Touched by Type 1

Health Advocate Fulfilling Dream of Helping Youth With Type 1 Diabetes


It can be overwhelming for both the parents and the child when a child is diagnosed with type 1 diabetes. Careful monitoring of the diet and signs of hypoglycemia (low blood sugar) become a primary daily concern, and the child is thrust into a world of frequent injections and potentially life-threatening symptoms. 


It’s difficult to envision the amount of stress the diagnosis can cause a family. For one Central Florida woman, that stress drove her to organize a nonprofit to raise awareness of and assistance for others affected by type 1 diabetes. 


Central Florida community healthcare advocate Elizabeth Forrest was just 10 years old when she was diagnosed in 1999. She recalls her initial reaction to the diagnosis, and how it ultimately affected her, saying, “When I was 10 years old and diagnosed with type 1 diabetes, I was a very shy child, so to add on this diagnosis, at first, made me even more reserved and shy. But fast-forward quite a bit, and it became a platform for me. At first, it was definitely very negatively impactful.”


In the beginning, she needed insulin injections several times per day. Like many people, Forrest was scared of needles, so her parents administered the injections for her, visiting her during the school days throughout the rest of her elementary and middle school years. Eventually, she was given an insulin pump that delivers insulin periodically through a thin plastic tube from a reservoir that is carried in a pocket, on a belt or attached to the skin with adhesive.


A summer visit to Camp Adam Fisher in South Carolina, a camp established in 1968 specifically for diabetic children, helped Forrest learn to cope with her condition in a supportive, educational environment while surrounded by her peers. The experience inspired her to become a voice for young people living with type 1 diabetes through social outreach programs. This was the genesis of what would become the Touched by Type 1 foundation. 
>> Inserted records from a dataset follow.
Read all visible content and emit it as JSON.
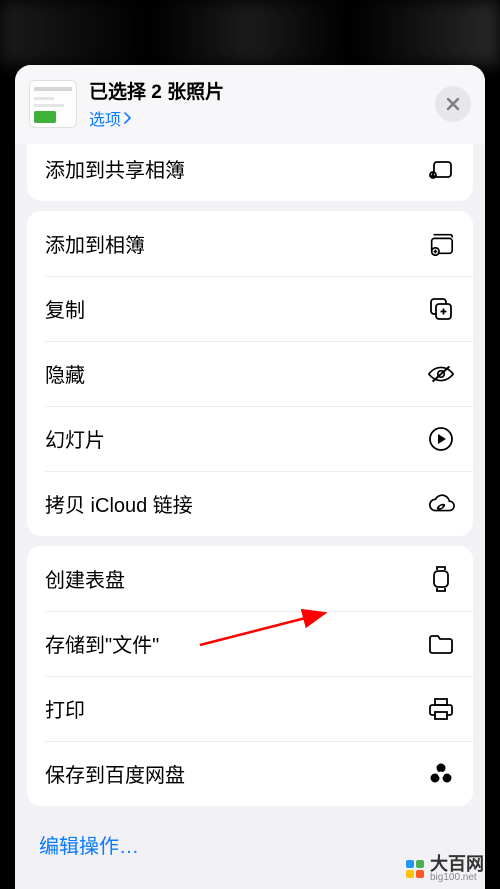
{
  "header": {
    "title": "已选择 2 张照片",
    "options_label": "选项"
  },
  "groups": [
    {
      "rows": [
        {
          "label": "添加到共享相簿",
          "icon": "shared-album-icon"
        }
      ],
      "partial_top": true
    },
    {
      "rows": [
        {
          "label": "添加到相簿",
          "icon": "add-album-icon"
        },
        {
          "label": "复制",
          "icon": "copy-icon"
        },
        {
          "label": "隐藏",
          "icon": "hide-icon"
        },
        {
          "label": "幻灯片",
          "icon": "play-icon"
        },
        {
          "label": "拷贝 iCloud 链接",
          "icon": "link-cloud-icon"
        }
      ]
    },
    {
      "rows": [
        {
          "label": "创建表盘",
          "icon": "watch-icon"
        },
        {
          "label": "存储到\"文件\"",
          "icon": "folder-icon",
          "pointed": true
        },
        {
          "label": "打印",
          "icon": "print-icon"
        },
        {
          "label": "保存到百度网盘",
          "icon": "baidu-icon"
        }
      ]
    }
  ],
  "edit_actions_label": "编辑操作…",
  "watermark": {
    "main": "大百网",
    "sub": "big100.net"
  }
}
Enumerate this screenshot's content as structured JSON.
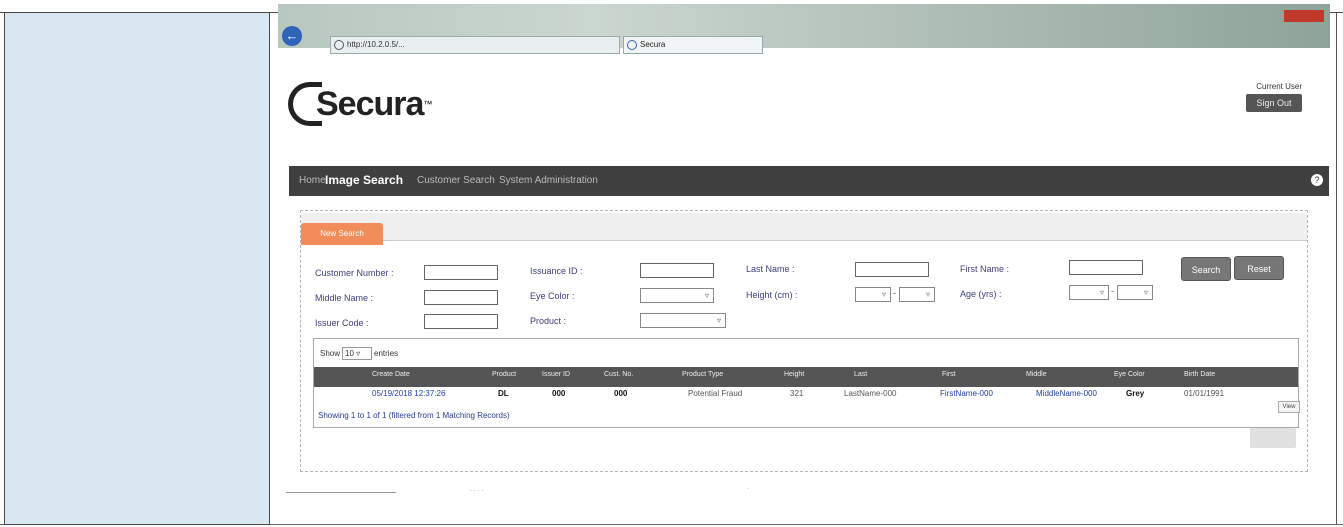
{
  "browser": {
    "address": "http://10.2.0.5/...",
    "tab_title": "Secura"
  },
  "header": {
    "logo_text": "Secura",
    "logo_tm": "™",
    "user_label": "Current User",
    "sign_out": "Sign Out"
  },
  "nav": {
    "items": [
      "Home",
      "Image Search",
      "Customer Search",
      "System Administration"
    ],
    "help": "?"
  },
  "search": {
    "tab_label": "New Search",
    "fields": {
      "customer_number": "Customer Number :",
      "issuance_id": "Issuance ID :",
      "last_name": "Last Name :",
      "first_name": "First Name :",
      "middle_name": "Middle Name :",
      "eye_color": "Eye Color :",
      "height": "Height (cm) :",
      "age": "Age (yrs) :",
      "issuer_code": "Issuer Code :",
      "product": "Product :"
    },
    "dash": "-",
    "search_button": "Search",
    "reset_button": "Reset"
  },
  "results": {
    "show_label": "Show",
    "show_value": "10",
    "entries_label": "entries",
    "columns": [
      "",
      "Create Date",
      "Product",
      "Issuer ID",
      "Cust. No.",
      "Product Type",
      "Height",
      "Last",
      "First",
      "Middle",
      "Eye Color",
      "Birth Date"
    ],
    "row": [
      "",
      "05/19/2018 12:37:26",
      "DL",
      "000",
      "000",
      "Potential Fraud",
      "321",
      "LastName-000",
      "FirstName-000",
      "MiddleName-000",
      "Grey",
      "01/01/1991"
    ],
    "view": "View",
    "showing": "Showing 1 to 1 of 1 (filtered from 1 Matching Records)",
    "export_button": "Export"
  }
}
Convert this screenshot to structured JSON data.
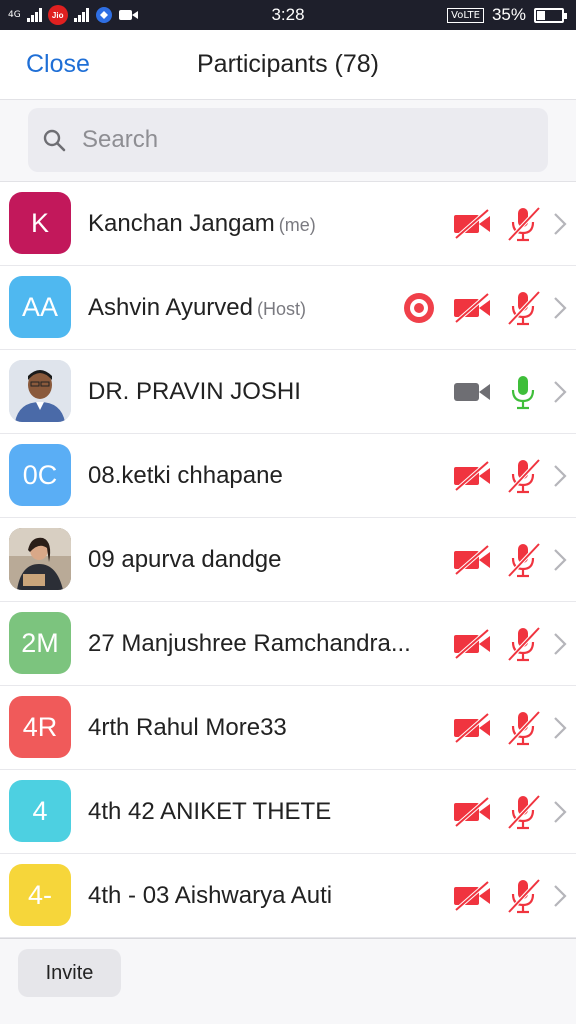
{
  "status_bar": {
    "network": "4G",
    "carrier_badge": "Jio",
    "time": "3:28",
    "volte": "VoLTE",
    "battery_percent": "35%",
    "battery_level": 0.35
  },
  "header": {
    "close_label": "Close",
    "title": "Participants (78)"
  },
  "search": {
    "placeholder": "Search"
  },
  "colors": {
    "accent": "#1f6fd6",
    "muted_red": "#f0343f",
    "unmuted_green": "#3fbe3a",
    "video_on_gray": "#6e6e73"
  },
  "participants": [
    {
      "name": "Kanchan Jangam",
      "tag": "(me)",
      "initials": "K",
      "avatar_color": "#c2185b",
      "avatar_type": "initials",
      "recording": false,
      "video": "off",
      "audio": "muted"
    },
    {
      "name": "Ashvin Ayurved",
      "tag": "(Host)",
      "initials": "AA",
      "avatar_color": "#4fb8f0",
      "avatar_type": "initials",
      "recording": true,
      "video": "off",
      "audio": "muted"
    },
    {
      "name": "DR. PRAVIN JOSHI",
      "tag": "",
      "initials": "",
      "avatar_color": "#d7dde6",
      "avatar_type": "photo-man",
      "recording": false,
      "video": "on",
      "audio": "unmuted"
    },
    {
      "name": "08.ketki chhapane",
      "tag": "",
      "initials": "0C",
      "avatar_color": "#5aaef5",
      "avatar_type": "initials",
      "recording": false,
      "video": "off",
      "audio": "muted"
    },
    {
      "name": "09 apurva dandge",
      "tag": "",
      "initials": "",
      "avatar_color": "#8a7a6a",
      "avatar_type": "photo-woman",
      "recording": false,
      "video": "off",
      "audio": "muted"
    },
    {
      "name": "27 Manjushree Ramchandra...",
      "tag": "",
      "initials": "2M",
      "avatar_color": "#7cc47e",
      "avatar_type": "initials",
      "recording": false,
      "video": "off",
      "audio": "muted"
    },
    {
      "name": "4rth Rahul More33",
      "tag": "",
      "initials": "4R",
      "avatar_color": "#f05a5a",
      "avatar_type": "initials",
      "recording": false,
      "video": "off",
      "audio": "muted"
    },
    {
      "name": "4th  42 ANIKET THETE",
      "tag": "",
      "initials": "4",
      "avatar_color": "#4dd0e1",
      "avatar_type": "initials",
      "recording": false,
      "video": "off",
      "audio": "muted"
    },
    {
      "name": "4th - 03 Aishwarya Auti",
      "tag": "",
      "initials": "4-",
      "avatar_color": "#f6d63a",
      "avatar_type": "initials",
      "recording": false,
      "video": "off",
      "audio": "muted"
    }
  ],
  "footer": {
    "invite_label": "Invite"
  }
}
Before it became Touched by Type 1, Forrest’s outreach effort was a dance program called Dancing for Diabetes that she instituted for diabetic kids in Central Florida. It all started out with a dance recital fundraiser that Forrest put on in middle school with the help of her dance teacher Holley Ricker and encouragement from the administrators at Millennium Middle School in Seminole County. It was a small show that raised money to donate to local diabetes organizations. From that grew the free, weekly dance program, Dancing for Diabetes.
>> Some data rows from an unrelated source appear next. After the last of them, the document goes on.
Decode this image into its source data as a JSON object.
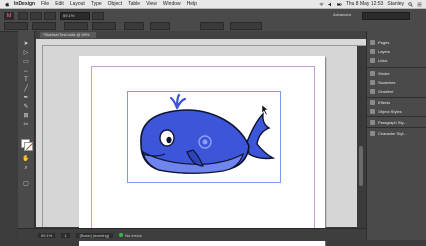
{
  "menubar": {
    "app_name": "InDesign",
    "items": [
      "File",
      "Edit",
      "Layout",
      "Type",
      "Object",
      "Table",
      "View",
      "Window",
      "Help"
    ],
    "clock": "Thu 8 May  12:53",
    "user": "Stanley"
  },
  "control": {
    "zoom": "69.1%",
    "workspace": "Advanced"
  },
  "document": {
    "tab_label": "*Starfish/Test.indd @ 69%"
  },
  "statusbar": {
    "zoom": "69.1%",
    "page": "1",
    "mode": "[Basic] (working)",
    "errors": "No errors"
  },
  "panels": [
    {
      "label": "Pages",
      "icon": "pages-icon"
    },
    {
      "label": "Layers",
      "icon": "layers-icon"
    },
    {
      "label": "Links",
      "icon": "links-icon"
    },
    {
      "label": "Stroke",
      "icon": "stroke-icon"
    },
    {
      "label": "Swatches",
      "icon": "swatches-icon"
    },
    {
      "label": "Gradient",
      "icon": "gradient-icon"
    },
    {
      "label": "Effects",
      "icon": "effects-icon"
    },
    {
      "label": "Object Styles",
      "icon": "object-styles-icon"
    },
    {
      "label": "Paragraph Sty...",
      "icon": "paragraph-styles-icon"
    },
    {
      "label": "Character Styl...",
      "icon": "character-styles-icon"
    }
  ],
  "colors": {
    "whale_body": "#3d55d8",
    "whale_belly": "#6f84ee",
    "whale_outline": "#0e1430",
    "margin_guide": "#c49ad8",
    "frame_edge": "#7a9be8"
  }
}
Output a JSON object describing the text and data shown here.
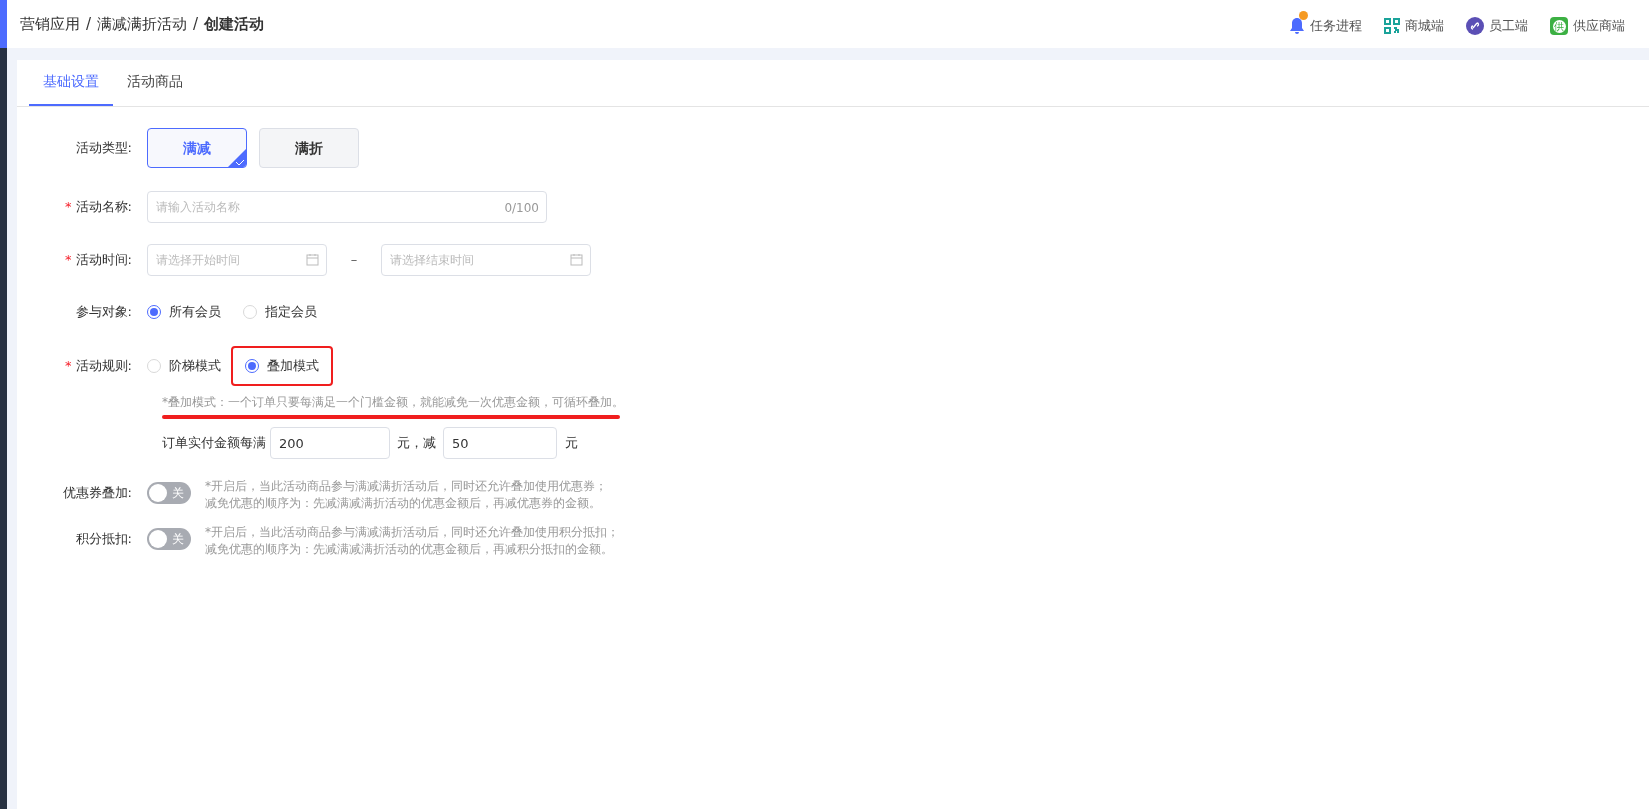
{
  "breadcrumb": {
    "separator": "/",
    "items": [
      "营销应用",
      "满减满折活动",
      "创建活动"
    ]
  },
  "header_links": [
    {
      "kind": "bell",
      "label": "任务进程",
      "badge": true
    },
    {
      "kind": "qr",
      "label": "商城端",
      "badge": false
    },
    {
      "kind": "link",
      "label": "员工端",
      "badge": false
    },
    {
      "kind": "supplier",
      "label": "供应商端",
      "badge": false
    }
  ],
  "supplier_icon_text": "供",
  "tabs": [
    {
      "label": "基础设置",
      "selected": true
    },
    {
      "label": "活动商品",
      "selected": false
    }
  ],
  "form": {
    "required_mark": "*",
    "activity_type": {
      "label": "活动类型:",
      "options": [
        {
          "label": "满减",
          "selected": true
        },
        {
          "label": "满折",
          "selected": false
        }
      ]
    },
    "name": {
      "label": "活动名称:",
      "required": true,
      "placeholder": "请输入活动名称",
      "counter": "0/100"
    },
    "time": {
      "label": "活动时间:",
      "required": true,
      "start_placeholder": "请选择开始时间",
      "separator": "–",
      "end_placeholder": "请选择结束时间"
    },
    "audience": {
      "label": "参与对象:",
      "required": false,
      "options": [
        {
          "label": "所有会员",
          "selected": true,
          "highlighted": false
        },
        {
          "label": "指定会员",
          "selected": false,
          "highlighted": false
        }
      ]
    },
    "rule": {
      "label": "活动规则:",
      "required": true,
      "options": [
        {
          "label": "阶梯模式",
          "selected": false,
          "highlighted": false
        },
        {
          "label": "叠加模式",
          "selected": true,
          "highlighted": true
        }
      ],
      "hint": "*叠加模式：一个订单只要每满足一个门槛金额，就能减免一次优惠金额，可循环叠加。",
      "hint_underlined": true,
      "amount": {
        "prefix": "订单实付金额每满",
        "threshold": "200",
        "middle": "元，减",
        "discount": "50",
        "suffix": "元"
      }
    },
    "toggles": [
      {
        "label": "优惠券叠加:",
        "on": false,
        "text": "关",
        "note": [
          "*开启后，当此活动商品参与满减满折活动后，同时还允许叠加使用优惠券；",
          "减免优惠的顺序为：先减满减满折活动的优惠金额后，再减优惠券的金额。"
        ]
      },
      {
        "label": "积分抵扣:",
        "on": false,
        "text": "关",
        "note": [
          "*开启后，当此活动商品参与满减满折活动后，同时还允许叠加使用积分抵扣；",
          "减免优惠的顺序为：先减满减满折活动的优惠金额后，再减积分抵扣的金额。"
        ]
      }
    ]
  }
}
By 2013, Forrest was offering not only the dance program, but outreach events, bowling events, golf tournaments, conferences, and support groups, so it was time to formalize her project as a 501(c)(3). In 2020, she rebranded the organization from Dancing for Diabetes to Touched by Type 1.


“We see the impact every day on those who have type 1 diabetes locally, but beyond that as well,” Forrest says of her foundation’s influence. “The kids’ and teens’ dance program is creating that safe and fun environment for kids to have fun but also connect with others who have diabetes, and it provides that networking opportunity for families to create those support groups together and those networks.”
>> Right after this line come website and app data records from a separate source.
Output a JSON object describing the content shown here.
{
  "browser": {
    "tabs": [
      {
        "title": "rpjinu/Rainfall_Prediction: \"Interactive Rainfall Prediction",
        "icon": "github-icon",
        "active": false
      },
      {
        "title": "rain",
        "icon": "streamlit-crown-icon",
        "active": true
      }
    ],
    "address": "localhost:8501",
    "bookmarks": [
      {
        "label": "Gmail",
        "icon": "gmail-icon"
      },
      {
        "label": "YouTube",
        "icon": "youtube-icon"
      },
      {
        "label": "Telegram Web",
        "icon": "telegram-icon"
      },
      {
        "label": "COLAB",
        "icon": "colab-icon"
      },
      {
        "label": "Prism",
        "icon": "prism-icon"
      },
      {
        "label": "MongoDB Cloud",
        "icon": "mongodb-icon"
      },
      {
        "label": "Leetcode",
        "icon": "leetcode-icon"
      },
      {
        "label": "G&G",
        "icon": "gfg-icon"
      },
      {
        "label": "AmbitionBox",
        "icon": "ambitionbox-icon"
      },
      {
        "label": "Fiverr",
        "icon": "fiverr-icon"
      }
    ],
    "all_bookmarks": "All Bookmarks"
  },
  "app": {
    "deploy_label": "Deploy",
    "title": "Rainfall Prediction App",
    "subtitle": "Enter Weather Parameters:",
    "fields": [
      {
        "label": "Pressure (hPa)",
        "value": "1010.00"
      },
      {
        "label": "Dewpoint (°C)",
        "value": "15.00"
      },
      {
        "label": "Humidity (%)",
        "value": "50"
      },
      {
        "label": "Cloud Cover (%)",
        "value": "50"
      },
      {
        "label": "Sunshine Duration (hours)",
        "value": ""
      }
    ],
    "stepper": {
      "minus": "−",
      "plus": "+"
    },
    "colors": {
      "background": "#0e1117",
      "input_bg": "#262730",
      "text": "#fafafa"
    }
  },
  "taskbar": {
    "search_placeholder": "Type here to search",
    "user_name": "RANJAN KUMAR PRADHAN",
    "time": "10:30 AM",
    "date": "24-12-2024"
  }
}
Touched by Type 1 also helps families get the information and resources they need to live their best lives despite the constraints of diabetes by connecting them with top health professionals. Forrest explains, “Our annual conference is held in the spring and that is pulling in diabetes experts from around the country that fly in and speak on different topics such as insulin accessibility, insurance, pregnancy, exercise, diabetes in school, every topic that you can think of that most people take for granted, but when you have type 1 diabetes, these become major topics in your life every day.”


Another program offered by Touched by Type 1 is called Type 1 at School. Forrest explains the concept, “Our organization provides free resources and materials to public, private, and charter school systems that have students with type 1 diabetes. We have nurse practitioners that have created the program that is available for anyone in education to reach out to us and obtain a digital copy of. It’s really educating the educators on type 1 diabetes because, for the most part, when school starts, teachers, bus drivers and administrators at a school get a list of which students have type 1 diabetes, but there’s really no education on what that means and how they can best care for their students with type 1.”


The Type 1 at School program fills in those gaps so that school staff are more informed about how to manage student care, emergency situations, and have a better understanding of the devices used by students with type 1 diabetes. This instructional program has already spread from Central Florida to schools throughout the nation.


Elizabeth Forrest and the volunteers at Touched by Type 1 are doing incredible work for the diabetic youth community not just locally, but nationwide now, as the COVID-19 pandemic prompted the organization to create more online engagement. All this because one shy young girl received a life-altering diagnosis more than 20 years ago and made it her personal mission to make sure that other kids like her would have the support and recognition they needed to thrive.

Accessibility Toolbar